Page and application data records:

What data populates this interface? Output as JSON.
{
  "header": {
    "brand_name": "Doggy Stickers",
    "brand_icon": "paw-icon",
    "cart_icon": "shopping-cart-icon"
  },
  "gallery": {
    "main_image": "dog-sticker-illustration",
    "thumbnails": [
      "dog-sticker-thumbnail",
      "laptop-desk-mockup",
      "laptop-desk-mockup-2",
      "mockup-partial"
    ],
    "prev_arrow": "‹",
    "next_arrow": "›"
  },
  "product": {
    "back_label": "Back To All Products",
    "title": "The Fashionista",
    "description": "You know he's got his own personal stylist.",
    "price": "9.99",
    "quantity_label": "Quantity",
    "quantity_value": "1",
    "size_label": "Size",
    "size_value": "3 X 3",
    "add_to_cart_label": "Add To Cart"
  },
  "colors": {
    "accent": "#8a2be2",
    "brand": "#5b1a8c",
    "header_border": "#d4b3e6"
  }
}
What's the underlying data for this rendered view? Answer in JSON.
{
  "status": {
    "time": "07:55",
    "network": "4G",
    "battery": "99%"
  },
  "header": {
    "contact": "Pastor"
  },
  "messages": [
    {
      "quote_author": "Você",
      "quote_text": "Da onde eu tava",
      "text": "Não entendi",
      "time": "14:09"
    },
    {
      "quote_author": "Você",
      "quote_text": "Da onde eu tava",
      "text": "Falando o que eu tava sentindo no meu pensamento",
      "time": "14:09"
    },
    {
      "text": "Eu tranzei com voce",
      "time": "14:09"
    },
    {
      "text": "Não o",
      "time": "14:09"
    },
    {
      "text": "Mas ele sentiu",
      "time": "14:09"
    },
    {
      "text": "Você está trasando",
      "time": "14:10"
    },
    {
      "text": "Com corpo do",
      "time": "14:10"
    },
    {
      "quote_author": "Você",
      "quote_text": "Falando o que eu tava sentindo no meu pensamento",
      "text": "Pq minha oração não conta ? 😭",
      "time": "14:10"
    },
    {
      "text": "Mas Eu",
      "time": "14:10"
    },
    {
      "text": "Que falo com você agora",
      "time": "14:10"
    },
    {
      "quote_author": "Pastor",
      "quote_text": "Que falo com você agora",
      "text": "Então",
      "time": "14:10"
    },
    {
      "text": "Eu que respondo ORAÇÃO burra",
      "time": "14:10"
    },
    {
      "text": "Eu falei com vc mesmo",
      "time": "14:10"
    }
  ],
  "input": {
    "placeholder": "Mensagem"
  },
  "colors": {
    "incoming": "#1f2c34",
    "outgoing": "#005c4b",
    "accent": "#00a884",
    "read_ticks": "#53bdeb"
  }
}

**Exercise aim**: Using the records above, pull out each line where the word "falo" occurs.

**Task response**:
      "text": "Que falo com você agora",
      "quote_text": "Que falo com você agora",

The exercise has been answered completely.